▶ [WORK TO BE COMPLETED]:
For the string "Project", work out how many lines of the data contain it and give that number with nothing added.

[Records from a data source]
────────────────

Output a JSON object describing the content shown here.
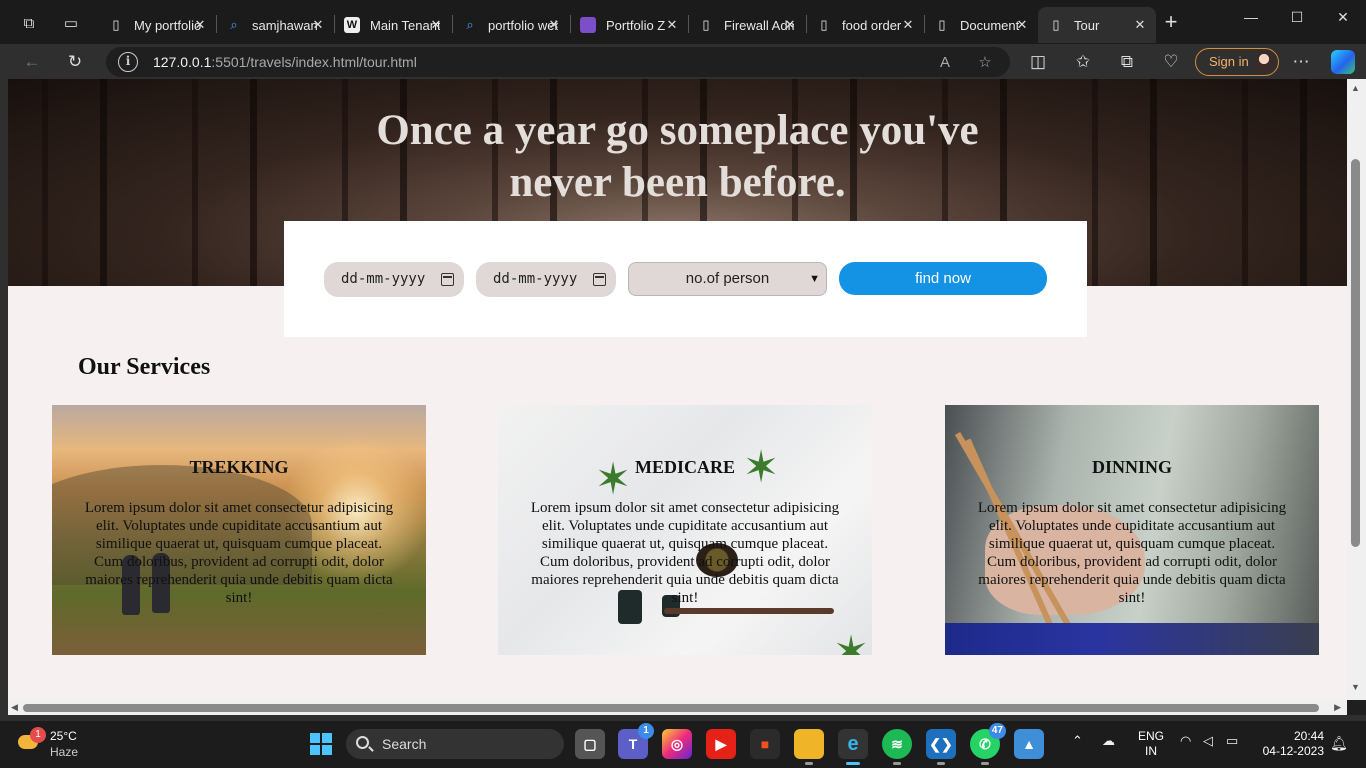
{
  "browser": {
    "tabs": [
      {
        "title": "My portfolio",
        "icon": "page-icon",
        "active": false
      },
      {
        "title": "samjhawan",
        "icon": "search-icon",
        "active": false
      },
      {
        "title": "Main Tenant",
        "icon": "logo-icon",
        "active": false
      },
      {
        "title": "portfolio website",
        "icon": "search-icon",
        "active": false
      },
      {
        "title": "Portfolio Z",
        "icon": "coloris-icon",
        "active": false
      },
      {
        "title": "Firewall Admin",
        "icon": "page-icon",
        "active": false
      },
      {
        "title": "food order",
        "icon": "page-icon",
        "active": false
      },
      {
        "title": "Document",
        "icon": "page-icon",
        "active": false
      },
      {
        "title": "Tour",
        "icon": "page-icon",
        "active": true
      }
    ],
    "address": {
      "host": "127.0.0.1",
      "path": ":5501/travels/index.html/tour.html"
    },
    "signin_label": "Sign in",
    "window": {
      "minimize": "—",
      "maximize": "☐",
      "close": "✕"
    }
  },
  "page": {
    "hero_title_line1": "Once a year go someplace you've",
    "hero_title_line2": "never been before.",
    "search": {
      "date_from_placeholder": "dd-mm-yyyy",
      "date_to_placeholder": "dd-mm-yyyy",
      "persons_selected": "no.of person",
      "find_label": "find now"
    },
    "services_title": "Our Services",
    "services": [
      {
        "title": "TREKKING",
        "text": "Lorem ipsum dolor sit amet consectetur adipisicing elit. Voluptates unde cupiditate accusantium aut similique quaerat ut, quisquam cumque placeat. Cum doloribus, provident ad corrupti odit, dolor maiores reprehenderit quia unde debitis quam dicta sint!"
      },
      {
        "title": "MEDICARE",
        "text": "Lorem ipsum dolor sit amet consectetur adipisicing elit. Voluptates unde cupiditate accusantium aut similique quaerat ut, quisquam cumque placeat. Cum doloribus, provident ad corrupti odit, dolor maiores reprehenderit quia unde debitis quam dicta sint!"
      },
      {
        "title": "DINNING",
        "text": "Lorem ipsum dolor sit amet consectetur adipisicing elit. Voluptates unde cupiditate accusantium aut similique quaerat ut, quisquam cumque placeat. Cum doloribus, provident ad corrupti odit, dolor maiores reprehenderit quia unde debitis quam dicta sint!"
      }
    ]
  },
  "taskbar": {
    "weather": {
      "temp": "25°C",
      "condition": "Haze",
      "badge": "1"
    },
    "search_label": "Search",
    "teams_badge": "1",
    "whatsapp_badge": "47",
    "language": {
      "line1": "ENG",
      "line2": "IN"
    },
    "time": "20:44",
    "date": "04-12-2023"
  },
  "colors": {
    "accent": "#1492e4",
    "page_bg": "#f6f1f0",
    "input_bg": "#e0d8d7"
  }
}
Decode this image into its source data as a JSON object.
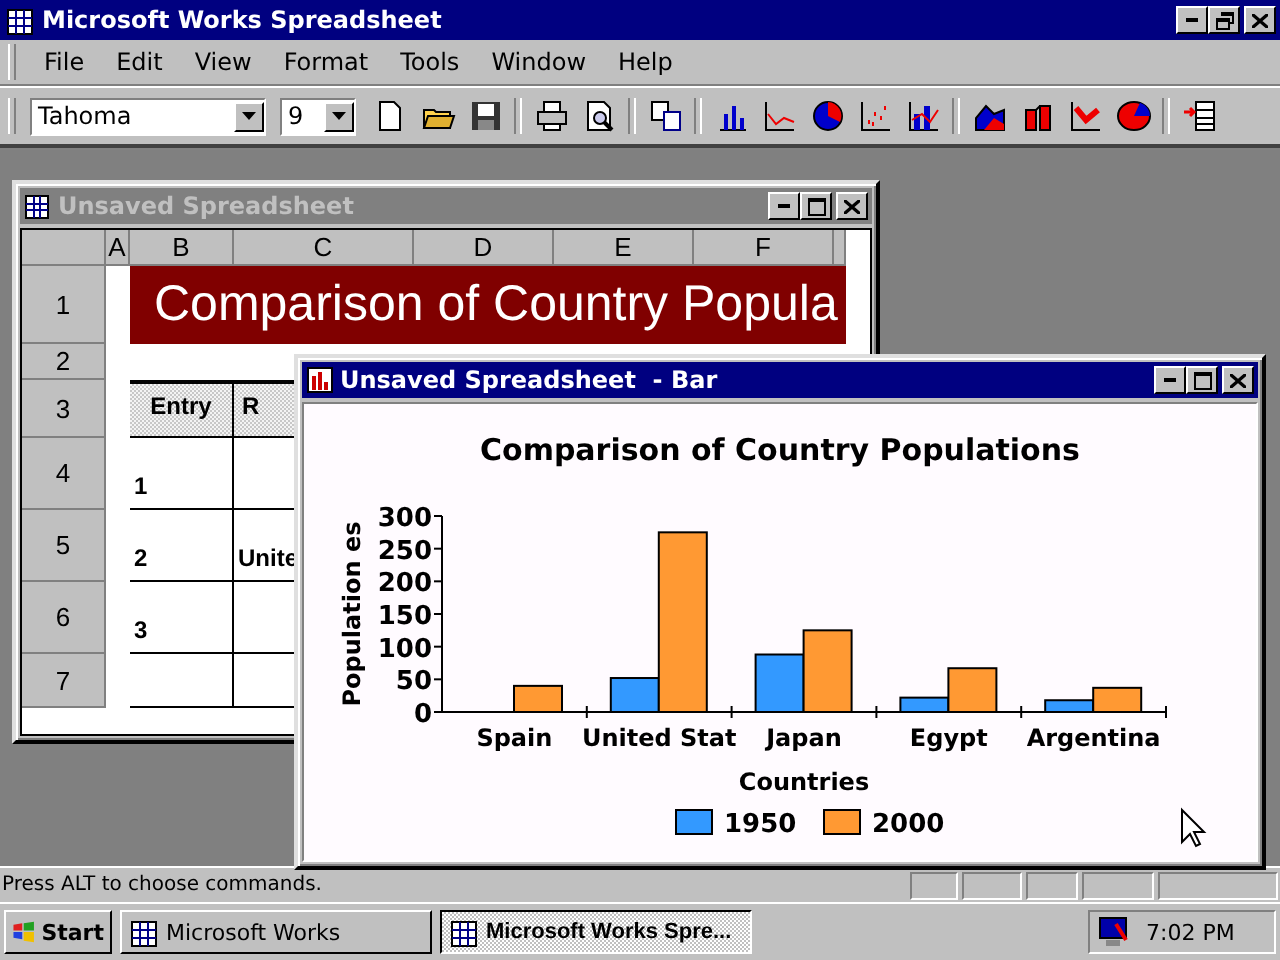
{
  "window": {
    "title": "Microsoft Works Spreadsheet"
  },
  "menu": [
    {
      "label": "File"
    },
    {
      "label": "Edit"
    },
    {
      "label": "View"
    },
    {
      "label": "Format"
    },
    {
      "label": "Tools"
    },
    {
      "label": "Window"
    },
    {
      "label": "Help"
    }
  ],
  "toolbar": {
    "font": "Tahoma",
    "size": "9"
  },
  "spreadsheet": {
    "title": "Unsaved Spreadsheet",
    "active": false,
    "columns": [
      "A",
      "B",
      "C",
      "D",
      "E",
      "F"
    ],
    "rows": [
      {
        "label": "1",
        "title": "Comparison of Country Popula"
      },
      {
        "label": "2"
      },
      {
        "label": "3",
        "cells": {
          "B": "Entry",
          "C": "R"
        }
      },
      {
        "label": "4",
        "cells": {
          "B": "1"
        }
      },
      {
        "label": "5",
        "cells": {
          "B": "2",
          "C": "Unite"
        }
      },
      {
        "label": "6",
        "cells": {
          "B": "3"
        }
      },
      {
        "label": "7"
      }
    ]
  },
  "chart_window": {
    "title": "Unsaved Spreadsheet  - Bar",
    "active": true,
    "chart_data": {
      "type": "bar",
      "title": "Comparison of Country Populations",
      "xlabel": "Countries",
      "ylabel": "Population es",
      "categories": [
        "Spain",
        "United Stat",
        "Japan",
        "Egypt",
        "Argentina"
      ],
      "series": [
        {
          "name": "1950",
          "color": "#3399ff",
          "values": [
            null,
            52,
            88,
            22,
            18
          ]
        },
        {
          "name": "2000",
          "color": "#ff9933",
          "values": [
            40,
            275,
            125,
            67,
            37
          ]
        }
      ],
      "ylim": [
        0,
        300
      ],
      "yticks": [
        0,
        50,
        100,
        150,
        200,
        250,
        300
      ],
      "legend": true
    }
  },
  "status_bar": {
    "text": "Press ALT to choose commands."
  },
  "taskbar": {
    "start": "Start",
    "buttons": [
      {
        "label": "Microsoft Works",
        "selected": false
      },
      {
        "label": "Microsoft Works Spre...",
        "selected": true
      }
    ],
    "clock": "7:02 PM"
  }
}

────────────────

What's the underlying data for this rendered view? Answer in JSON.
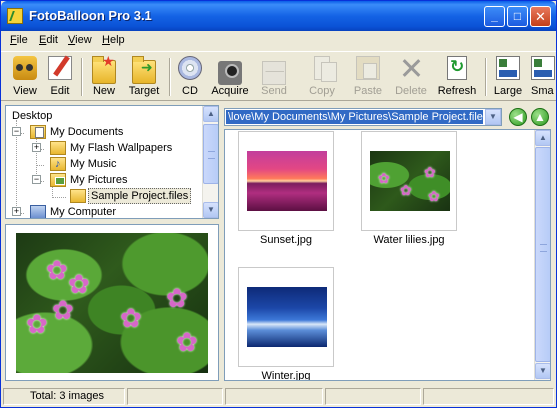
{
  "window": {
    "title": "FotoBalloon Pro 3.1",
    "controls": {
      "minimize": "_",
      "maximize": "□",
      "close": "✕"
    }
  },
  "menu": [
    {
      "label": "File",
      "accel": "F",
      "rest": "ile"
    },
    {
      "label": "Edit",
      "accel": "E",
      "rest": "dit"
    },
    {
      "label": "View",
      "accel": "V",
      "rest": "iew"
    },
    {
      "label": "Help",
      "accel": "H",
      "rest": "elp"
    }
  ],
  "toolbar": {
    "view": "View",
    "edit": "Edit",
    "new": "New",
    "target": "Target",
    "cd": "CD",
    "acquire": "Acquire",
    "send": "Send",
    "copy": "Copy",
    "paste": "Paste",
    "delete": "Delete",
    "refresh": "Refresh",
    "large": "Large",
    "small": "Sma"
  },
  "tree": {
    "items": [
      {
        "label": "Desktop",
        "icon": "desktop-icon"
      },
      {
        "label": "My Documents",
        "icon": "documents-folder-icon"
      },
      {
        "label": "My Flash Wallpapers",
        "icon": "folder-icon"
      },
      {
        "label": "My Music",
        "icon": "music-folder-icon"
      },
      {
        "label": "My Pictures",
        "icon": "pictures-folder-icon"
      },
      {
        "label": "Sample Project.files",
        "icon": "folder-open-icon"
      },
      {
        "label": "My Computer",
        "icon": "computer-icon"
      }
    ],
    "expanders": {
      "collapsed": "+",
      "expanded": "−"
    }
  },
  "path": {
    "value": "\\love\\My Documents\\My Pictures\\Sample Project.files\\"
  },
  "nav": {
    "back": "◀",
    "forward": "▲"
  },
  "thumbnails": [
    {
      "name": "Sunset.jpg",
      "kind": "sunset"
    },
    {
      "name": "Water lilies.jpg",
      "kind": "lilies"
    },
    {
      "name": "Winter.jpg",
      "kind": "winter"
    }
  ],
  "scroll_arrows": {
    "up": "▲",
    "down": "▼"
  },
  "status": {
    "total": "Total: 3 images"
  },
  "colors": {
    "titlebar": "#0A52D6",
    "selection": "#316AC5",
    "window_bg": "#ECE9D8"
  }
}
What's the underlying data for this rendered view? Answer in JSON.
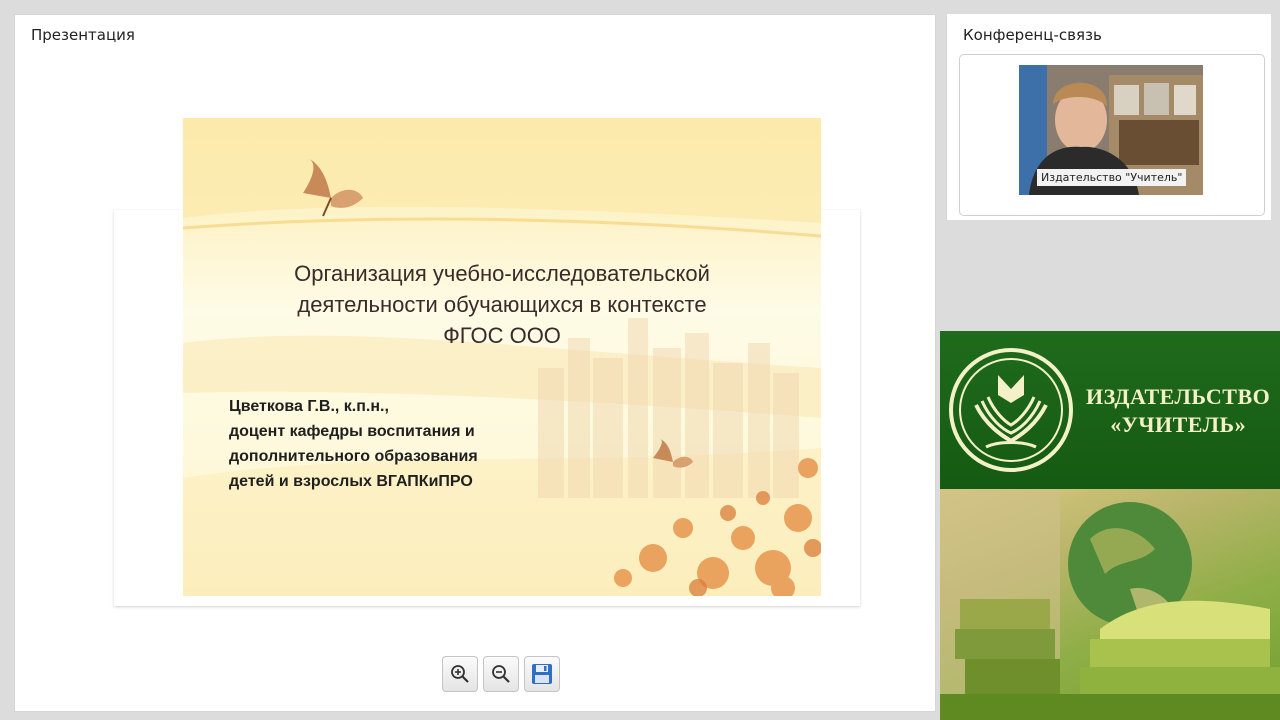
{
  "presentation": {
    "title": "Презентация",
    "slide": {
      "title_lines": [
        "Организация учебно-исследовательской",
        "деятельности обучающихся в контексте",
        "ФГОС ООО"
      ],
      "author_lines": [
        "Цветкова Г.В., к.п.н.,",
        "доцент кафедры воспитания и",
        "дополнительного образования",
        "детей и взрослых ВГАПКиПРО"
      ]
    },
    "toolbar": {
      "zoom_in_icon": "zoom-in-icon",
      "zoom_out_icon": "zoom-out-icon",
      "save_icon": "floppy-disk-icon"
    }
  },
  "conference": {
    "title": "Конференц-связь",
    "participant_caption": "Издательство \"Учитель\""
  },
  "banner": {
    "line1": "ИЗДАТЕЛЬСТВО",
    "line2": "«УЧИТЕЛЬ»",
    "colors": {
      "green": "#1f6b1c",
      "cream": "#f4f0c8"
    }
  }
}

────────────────

▶ [ANSWER SECTION]:
2